Tuesday, March 11, 2014
By Tux Turkel firstname.lastname@example.org
PORTLAND — A renewable energy ballot initiative that supporters say can gradually lower electric rates while reducing Maine’s dependence on imported fuel is actually “the single, largest job killer” Maine has faced in years and will make rates rise, Gov. Paul LePage told a gathering of the state’s real estate industry today.
If the measure gets on the ballot this November and wins voter approval, he said, it will force people and businesses to leave for places with lower energy costs.
“This will destroy the state of Maine,” he said, appealing to the crowd to fight the initiative.
LePage made his remarks at the opening address of the 2010 Maine Real Estate & Development Association’s annual forecast conference. The event drew a record turnout of 650 business and industry professionals, who gave the governor a standing ovation when he was introduced.
LePage’s comments escalated his ongoing attack on a proposal by a coalition called Maine Citizens for Clean Energy. The group, which includes environmental activists and windpower developers, is collecting signatures for a ballot initiative aimed at requiring 20 percent of Maine’s electricity to come from renewable sources by 2020, and to require further investments in energy efficiency.
LePage has called the proposal a scam that benefits a few wealthy people. He told the group that the plan would add $40 to $80 million a year to Maine’s electric costs, which he said already are the 12th highest in the nation.
“It’s a loss for the state of Maine, and I urge you all to fight it,” he said.
But advocates of the initiative said after his remarks that the governor is misinformed.

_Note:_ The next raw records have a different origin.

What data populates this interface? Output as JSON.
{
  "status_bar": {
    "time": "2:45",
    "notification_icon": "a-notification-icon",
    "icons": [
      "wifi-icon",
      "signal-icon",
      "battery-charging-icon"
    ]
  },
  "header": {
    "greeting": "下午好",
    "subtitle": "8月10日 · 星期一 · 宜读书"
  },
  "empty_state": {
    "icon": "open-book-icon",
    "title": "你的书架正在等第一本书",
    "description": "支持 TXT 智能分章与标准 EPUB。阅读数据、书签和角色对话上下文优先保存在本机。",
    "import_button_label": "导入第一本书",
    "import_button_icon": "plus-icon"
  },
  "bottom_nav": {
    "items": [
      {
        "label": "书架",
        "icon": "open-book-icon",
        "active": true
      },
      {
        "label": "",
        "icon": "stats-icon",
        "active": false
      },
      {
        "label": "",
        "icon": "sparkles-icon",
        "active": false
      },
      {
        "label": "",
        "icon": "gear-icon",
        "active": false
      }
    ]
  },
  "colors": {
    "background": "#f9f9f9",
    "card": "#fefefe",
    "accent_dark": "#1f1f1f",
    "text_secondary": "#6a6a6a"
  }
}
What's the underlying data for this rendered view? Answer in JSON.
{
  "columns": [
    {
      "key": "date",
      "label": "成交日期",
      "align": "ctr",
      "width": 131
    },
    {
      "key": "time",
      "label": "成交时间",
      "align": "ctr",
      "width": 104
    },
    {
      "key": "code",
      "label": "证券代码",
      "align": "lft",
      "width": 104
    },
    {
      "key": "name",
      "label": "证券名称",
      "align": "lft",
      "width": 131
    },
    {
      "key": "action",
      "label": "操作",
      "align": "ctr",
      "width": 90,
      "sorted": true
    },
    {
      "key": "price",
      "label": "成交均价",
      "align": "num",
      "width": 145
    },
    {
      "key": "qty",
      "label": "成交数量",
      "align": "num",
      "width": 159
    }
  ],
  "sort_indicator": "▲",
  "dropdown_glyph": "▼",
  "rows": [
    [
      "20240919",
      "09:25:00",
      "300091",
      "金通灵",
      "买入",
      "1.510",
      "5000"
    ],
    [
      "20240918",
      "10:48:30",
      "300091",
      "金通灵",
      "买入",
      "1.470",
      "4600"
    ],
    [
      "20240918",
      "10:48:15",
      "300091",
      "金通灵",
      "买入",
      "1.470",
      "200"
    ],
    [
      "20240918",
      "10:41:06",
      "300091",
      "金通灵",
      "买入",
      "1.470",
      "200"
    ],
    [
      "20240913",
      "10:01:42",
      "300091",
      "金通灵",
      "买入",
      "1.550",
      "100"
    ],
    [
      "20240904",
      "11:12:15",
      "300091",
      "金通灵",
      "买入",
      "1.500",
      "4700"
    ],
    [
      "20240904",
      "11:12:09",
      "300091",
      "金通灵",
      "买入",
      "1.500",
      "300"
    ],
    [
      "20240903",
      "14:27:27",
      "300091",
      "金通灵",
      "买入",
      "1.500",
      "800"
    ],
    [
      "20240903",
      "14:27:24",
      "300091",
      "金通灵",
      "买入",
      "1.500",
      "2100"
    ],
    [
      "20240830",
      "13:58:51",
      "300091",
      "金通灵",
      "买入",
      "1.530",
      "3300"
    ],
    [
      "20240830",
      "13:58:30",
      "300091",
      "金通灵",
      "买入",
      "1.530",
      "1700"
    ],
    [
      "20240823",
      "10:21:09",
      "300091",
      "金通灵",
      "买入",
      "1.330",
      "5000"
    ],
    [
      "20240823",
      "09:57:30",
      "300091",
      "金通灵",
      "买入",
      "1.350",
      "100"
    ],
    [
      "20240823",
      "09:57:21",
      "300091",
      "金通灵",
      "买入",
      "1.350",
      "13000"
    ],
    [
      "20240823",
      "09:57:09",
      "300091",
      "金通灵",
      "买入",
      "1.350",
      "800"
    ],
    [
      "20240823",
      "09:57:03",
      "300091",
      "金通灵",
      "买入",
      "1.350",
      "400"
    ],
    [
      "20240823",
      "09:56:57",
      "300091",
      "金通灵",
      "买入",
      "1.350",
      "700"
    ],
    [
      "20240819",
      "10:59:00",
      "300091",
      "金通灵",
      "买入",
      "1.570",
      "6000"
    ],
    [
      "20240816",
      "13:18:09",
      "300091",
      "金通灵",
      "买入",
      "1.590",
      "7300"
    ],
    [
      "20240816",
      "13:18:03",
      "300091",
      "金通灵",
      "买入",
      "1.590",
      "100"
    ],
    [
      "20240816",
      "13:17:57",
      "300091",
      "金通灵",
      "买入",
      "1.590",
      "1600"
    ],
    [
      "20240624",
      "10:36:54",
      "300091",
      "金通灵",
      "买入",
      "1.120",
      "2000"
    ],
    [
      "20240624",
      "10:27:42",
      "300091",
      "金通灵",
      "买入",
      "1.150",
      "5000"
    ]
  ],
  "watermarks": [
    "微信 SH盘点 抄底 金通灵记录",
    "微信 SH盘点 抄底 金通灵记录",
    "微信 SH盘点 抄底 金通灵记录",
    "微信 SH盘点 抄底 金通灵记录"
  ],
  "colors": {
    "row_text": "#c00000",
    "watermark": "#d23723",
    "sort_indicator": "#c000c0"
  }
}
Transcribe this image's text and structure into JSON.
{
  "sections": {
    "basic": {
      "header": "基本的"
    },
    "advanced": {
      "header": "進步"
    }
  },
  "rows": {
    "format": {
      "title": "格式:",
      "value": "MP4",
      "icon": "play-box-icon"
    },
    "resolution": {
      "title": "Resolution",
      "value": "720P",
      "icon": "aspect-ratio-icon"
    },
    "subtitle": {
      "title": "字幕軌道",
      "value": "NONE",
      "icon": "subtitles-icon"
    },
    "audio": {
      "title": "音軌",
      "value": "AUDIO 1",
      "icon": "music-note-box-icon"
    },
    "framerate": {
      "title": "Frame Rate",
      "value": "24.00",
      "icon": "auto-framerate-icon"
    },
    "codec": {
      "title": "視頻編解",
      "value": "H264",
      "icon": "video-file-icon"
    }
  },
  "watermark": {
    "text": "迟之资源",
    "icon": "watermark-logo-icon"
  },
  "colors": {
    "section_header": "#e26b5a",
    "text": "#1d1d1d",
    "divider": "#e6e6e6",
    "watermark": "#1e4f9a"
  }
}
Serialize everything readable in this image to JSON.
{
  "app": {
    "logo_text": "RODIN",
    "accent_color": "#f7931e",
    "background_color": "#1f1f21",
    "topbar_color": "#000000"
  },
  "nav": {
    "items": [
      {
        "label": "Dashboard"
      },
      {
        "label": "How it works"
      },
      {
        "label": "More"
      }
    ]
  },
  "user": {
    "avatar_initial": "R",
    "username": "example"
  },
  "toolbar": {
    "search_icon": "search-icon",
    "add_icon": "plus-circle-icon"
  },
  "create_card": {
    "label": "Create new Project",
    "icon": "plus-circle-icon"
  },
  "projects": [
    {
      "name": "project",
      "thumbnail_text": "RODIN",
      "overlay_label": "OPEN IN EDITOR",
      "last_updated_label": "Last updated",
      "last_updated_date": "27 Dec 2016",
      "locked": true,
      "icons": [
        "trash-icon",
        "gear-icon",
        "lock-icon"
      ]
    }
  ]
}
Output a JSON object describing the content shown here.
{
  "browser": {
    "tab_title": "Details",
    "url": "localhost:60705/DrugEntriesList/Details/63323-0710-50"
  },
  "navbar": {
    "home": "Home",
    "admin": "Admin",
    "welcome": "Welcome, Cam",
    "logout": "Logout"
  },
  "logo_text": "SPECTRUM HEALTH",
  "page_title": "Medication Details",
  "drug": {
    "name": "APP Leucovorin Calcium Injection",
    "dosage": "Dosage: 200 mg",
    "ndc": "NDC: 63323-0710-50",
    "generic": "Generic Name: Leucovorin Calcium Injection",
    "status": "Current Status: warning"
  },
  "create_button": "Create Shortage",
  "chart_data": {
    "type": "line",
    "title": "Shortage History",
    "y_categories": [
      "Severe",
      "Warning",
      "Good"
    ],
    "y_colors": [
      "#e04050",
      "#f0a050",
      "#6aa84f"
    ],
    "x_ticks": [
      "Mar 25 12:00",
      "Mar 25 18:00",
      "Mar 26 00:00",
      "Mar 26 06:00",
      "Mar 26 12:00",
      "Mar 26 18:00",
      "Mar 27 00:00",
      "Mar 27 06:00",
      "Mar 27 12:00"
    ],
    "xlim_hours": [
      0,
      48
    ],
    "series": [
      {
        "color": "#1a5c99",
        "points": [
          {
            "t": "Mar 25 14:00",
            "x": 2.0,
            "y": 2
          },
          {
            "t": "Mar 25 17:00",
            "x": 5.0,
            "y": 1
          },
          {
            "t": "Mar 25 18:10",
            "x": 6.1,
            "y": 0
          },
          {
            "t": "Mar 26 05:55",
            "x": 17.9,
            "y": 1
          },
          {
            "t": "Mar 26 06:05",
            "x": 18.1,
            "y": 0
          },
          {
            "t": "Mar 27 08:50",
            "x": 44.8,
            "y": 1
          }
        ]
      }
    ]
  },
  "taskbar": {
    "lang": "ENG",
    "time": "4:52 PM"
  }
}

They cited a draft report released last week by the Public Utilities Commission and done at the request of the Legislature. That independent study shows Maine’s renewable energy policies, coupled with similar power-purchase requirements elsewhere in New England, could create 11,700 new jobs in Maine, building wind and other renewable-energy projects. This work also could increase the state’s Gross Domestic Product by 2 percent, or more than $1 billion, according to London Economic International LLC of Boston.
“I’m puzzled why he thinks this is a job killer,” said Beth Nagusky, Maine director of Environment Northeast. “This is a job creator.”
During his talk, LePage held up the state’s electric rates as a threat to business retention and expansion. He quoted higher rates that Tambrands, an Auburn manufacturer owned by Procter & Gamble, pays compared to other company plants that compete for capital. He said energy costs are one reason AdvancePierre Foods, which bought the Barber Foods factory in Portland last year and consolidated the operation, moved some production to Oklahoma.
LePage didn’t mention that electric costs are falling for Maine businesses and industry, due to low natural gas prices. The PUC announced on Wednesday that the standard offer rate for medium commercial customers served by Central Maine Power Co. will drop 23 percent in March.
The governor also contended that if the ballot initiative is successful, state government will lose control of its ability to regulate electric rates. He said that task will shift to the Efficiency Maine Trust, the quasi-state agency that oversees conservation and efficiency.
But that statement was refuted by Michael Stoddard, Efficiency’s Maine’s executive director. He said he has read the ballot proposal, and nothing indicates that his agency would see any change in its powers or duties.
“Someone on the governor’s staff needs to fact-check that,” he said.
In response to a question about how to lower Maine’s electric costs, LePage noted the state’s efforts to encourage natural gas pipeline development, and the promise of wood pellets and off-peak, electric storage heat. But he also took a shot at conservation efforts, which he said “come at a price.”
Pointing to the incandescent chandeliers in the Holiday Inn by the Bay, LePage said the lightbulbs give off heat, and changing them to efficient fixtures would just require more oil to warm the space.
That notion also was disputed by Stoddard, who noted that lighting and cooling – not heat – are the largest expenses in most commercial buildings. Using money from electric bills, Efficiency Maine has been helping subsidize the price of compact fluorescent bulbs. Mainers bought 1.5 million last year, and Stoddard said they remain the state’s best source of energy savings.
“If people want to heat their buildings with lights, they are free to do so,” he said. “It’s just the most expensive way to heat.”
Staff writer Tux Turkel can be contacted at 791-6462 or